Continuing the world tour of gender fun leads us to Stanley Kwan’s Yin and Yang: Gender in Chinese Cinema. Kwan’s other work in the festival, the feature Hold Me Tight, is a major disappointment from the director of Actress and Rouge, but this ambitious documentary somewhat redeems him. In Yin and Yang, the gay director salvages some surprising images from early Chinese films. Among these are nude camaraderie sequences from a 1930s melodrama, and clips from the movies of Yan Kim-Fai, an immensely loved cross-dressing dyke from the ’40s on who acted and lived with her female partner. The usual images from John Woo’s homoerotic thrillers are present, along with interviews with most of the prominent Hong Kong directors. Kwan politely probes Tsui Hark, Woo, and the others about the queer undercurrents in their work and their relationships with their father, but the clips – some of them quite rare – are of greater interest. It’s worth noting that the Shaw Brothers refused his request to include footage from their films, perhaps too troubled by a director of Kwan’s prominence being an out queer.
Closer to home is Steve Yeager’s Divine Trash, an insider’s view of John Waters’s work with special attention paid to Pink Flamingos. The film answers a few lingering questions – yes, that was Waters himself screaming about “tabuloids” and “two jealous perverts” in the voiceover in Pink Flamingos – and uncovers everybody’s secret favorite character in the film, the “singing asshole.” (He appears in shadow, and doesn’t “sing” this time.) The film drags at 105 minutes, but the rare footage of Divine rehearsing and Waters directing – very dictatorially – make this must-viewing for campsters.

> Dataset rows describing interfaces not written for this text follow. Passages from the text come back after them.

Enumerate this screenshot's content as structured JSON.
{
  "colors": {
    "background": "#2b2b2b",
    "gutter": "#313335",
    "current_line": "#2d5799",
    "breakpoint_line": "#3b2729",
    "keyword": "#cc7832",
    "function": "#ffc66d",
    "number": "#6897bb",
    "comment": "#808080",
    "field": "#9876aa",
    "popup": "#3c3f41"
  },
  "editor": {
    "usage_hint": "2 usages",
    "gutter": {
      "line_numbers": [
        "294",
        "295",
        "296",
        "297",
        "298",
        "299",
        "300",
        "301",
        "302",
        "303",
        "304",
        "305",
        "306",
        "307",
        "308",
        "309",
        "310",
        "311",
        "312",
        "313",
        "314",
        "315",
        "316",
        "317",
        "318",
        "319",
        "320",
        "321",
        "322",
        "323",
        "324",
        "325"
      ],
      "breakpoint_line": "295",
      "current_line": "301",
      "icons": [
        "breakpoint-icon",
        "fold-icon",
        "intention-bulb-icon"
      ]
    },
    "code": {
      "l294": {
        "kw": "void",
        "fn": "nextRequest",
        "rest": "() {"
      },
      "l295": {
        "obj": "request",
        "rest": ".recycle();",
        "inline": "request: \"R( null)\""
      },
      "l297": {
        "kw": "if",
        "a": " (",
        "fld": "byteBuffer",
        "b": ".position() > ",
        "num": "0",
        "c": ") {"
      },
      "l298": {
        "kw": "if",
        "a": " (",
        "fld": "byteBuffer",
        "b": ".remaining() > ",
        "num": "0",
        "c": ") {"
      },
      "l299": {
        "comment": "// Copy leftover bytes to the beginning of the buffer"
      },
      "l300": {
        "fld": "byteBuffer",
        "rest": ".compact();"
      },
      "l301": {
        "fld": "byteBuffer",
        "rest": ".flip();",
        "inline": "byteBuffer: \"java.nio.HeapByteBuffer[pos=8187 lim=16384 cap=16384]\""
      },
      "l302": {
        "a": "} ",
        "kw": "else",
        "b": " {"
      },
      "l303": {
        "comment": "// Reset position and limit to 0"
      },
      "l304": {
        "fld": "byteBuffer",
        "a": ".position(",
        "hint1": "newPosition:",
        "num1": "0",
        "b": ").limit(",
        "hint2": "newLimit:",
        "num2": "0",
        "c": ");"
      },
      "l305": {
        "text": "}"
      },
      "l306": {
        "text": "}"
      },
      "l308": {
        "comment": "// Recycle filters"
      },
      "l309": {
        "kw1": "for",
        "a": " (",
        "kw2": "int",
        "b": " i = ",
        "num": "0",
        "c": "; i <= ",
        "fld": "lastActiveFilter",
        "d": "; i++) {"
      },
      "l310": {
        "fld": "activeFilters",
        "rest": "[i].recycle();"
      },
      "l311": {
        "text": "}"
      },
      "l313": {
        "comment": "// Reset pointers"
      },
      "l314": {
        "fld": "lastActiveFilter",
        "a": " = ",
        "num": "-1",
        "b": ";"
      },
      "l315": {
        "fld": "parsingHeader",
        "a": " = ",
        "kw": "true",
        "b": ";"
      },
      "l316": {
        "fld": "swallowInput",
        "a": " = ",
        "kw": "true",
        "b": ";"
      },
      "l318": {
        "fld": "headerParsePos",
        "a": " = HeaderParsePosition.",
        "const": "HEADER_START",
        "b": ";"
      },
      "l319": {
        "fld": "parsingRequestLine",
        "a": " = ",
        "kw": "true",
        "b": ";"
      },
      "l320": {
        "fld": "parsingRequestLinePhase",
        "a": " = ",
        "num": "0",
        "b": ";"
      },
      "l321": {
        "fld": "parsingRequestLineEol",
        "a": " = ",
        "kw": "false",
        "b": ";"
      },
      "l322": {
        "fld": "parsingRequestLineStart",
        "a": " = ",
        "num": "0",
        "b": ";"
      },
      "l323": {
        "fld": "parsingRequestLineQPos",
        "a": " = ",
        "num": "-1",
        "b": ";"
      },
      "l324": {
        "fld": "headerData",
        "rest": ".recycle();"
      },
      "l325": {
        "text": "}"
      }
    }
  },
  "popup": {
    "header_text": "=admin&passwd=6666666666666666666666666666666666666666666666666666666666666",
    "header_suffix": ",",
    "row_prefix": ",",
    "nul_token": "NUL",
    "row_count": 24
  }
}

Speaking of wacky gals, the inescapable Annie Sprinkle returns to the festival screen with her version of the history of erotic movies. Annie Sprinkle’s Herstory of Porn covers familiar territory as one of the sex star’s strolls through her career via film clips, scenes where she “interacts” with her image on screen, and self-help sequences with titles like “Get to Know Your Pussy.”
More expansive is John Scagliotti’s After Stonewall, which takes up the history of the lesbian and gay movements from where Before Stonewall left off. After Stonewall is a sobering mix of mourning and celebration – mourning for the saturation of death from the AIDS crisis and the failure to progress beyond a point, celebration because there is ample cause for it, as the film shows. The early history of the movement is tellingly, often amusingly detailed by those who created and lived it. The controversies that once seemed unsolvable – the women’s movement’s hostility toward dykes, the gay men expecting the “girls” to bake cookies – eventually gave way to other problems, but clever queers were able to move into a number of power positions, throw off the yoke of “mental illness” inflicted by the medical establishment, and radically increase visibility. The Gay Games and marches on Washington are shown up close, along with Clinton’s sickening betrayal on gays in the military and his signing of the loathsome “Defense of Marriage” Act. Best of all, like the “gendernauts” in Treut’s film, and for much the same reason, activist queers built elaborate infrastructures where none existed previously. This paid off in a powerful way, the film shows, when the AIDS crisis kicked in and there were food banks, rent subsidies, specialized clinics, counseling, protests, and advocacy to lessen some of its impact. This theme – be yourself, do it yourself, and speak out! – not only informs After Stonewall but reassuringly filigrees the whole fest.